Beetles must be among God’s favorite creatures, for they represent about 22 percent of all living species, including plant life. About 380,000 described species exist, and thousands remain to be discovered and named. Most beetles belong to a group called Polyphaga, which reflects their diverse eating habits (the name means “many eats”). The group appeared on the planet about 270 million years ago, and recent studies of polyphagus beetle fossils show that they have remained unchanged over millions of years – as if Darwin’s notion of evolution didn’t apply to them.

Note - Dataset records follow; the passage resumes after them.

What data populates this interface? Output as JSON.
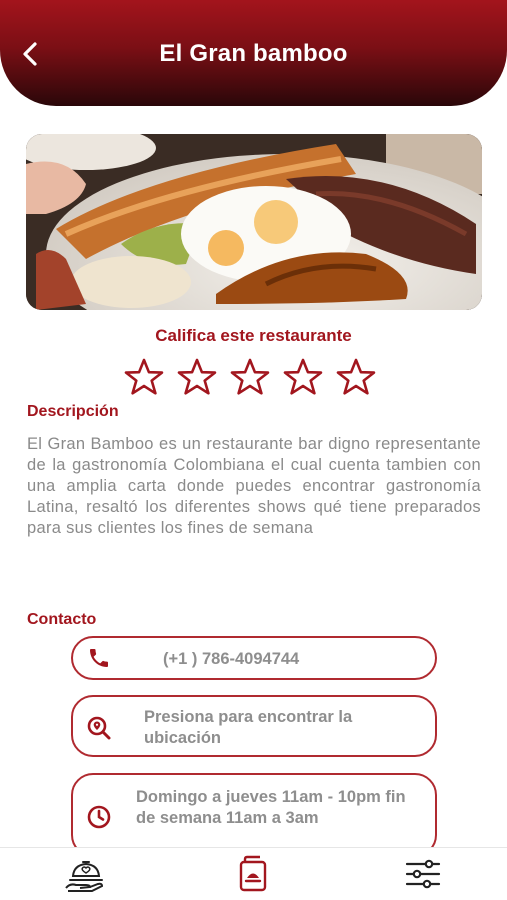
{
  "header": {
    "title": "El Gran bamboo",
    "back_icon": "chevron-left-icon"
  },
  "hero": {
    "image": "restaurant-dish-photo"
  },
  "rating": {
    "title": "Califica este restaurante",
    "stars_total": 5,
    "stars_selected": 0
  },
  "description": {
    "heading": "Descripción",
    "text": "El Gran Bamboo es un restaurante bar digno representante de la gastronomía Colombiana el cual cuenta tambien con una amplia carta donde puedes encontrar gastronomía Latina, resaltó los diferentes shows qué tiene preparados para sus clientes los fines de semana"
  },
  "contact": {
    "heading": "Contacto",
    "phone": {
      "icon": "phone-icon",
      "text": "(+1 ) 786-4094744"
    },
    "location": {
      "icon": "location-search-icon",
      "text": "Presiona para encontrar la ubicación"
    },
    "hours": {
      "icon": "clock-icon",
      "text": "Domingo a jueves 11am - 10pm fin de semana 11am a 3am"
    }
  },
  "navbar": {
    "items": [
      {
        "name": "menu-dish",
        "icon": "cloche-dish-icon"
      },
      {
        "name": "reservations",
        "icon": "booking-card-icon",
        "active": true
      },
      {
        "name": "filters",
        "icon": "sliders-icon"
      }
    ]
  },
  "colors": {
    "accent": "#a2161e",
    "header_dark": "#2a0709",
    "text_gray": "#8a8a8a"
  }
}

The question was addressed in a recent article published in the Proceedings of the Royal Society. The authors concluded that beetles were resistant to extinction for several reasons, including their ability to change their feeding habits (“polyphagus”) and undergo metamorphosis, which allowed them to take advantage of different habitats as larvae and adults. Also, instead of devoting both pairs of wings to flight, their forewings became hardened to cover the hindwings and serve as body armor. Since beetles were resistant to extinction, they evolved thousands of highly diverse and colorful species ranging in size from a quarter of a millimeter to five or so inches in length. (Smith and Marcot, 2015, Proc. Royal Soc. London, Mar. 18; The Economist, June 7, 2015).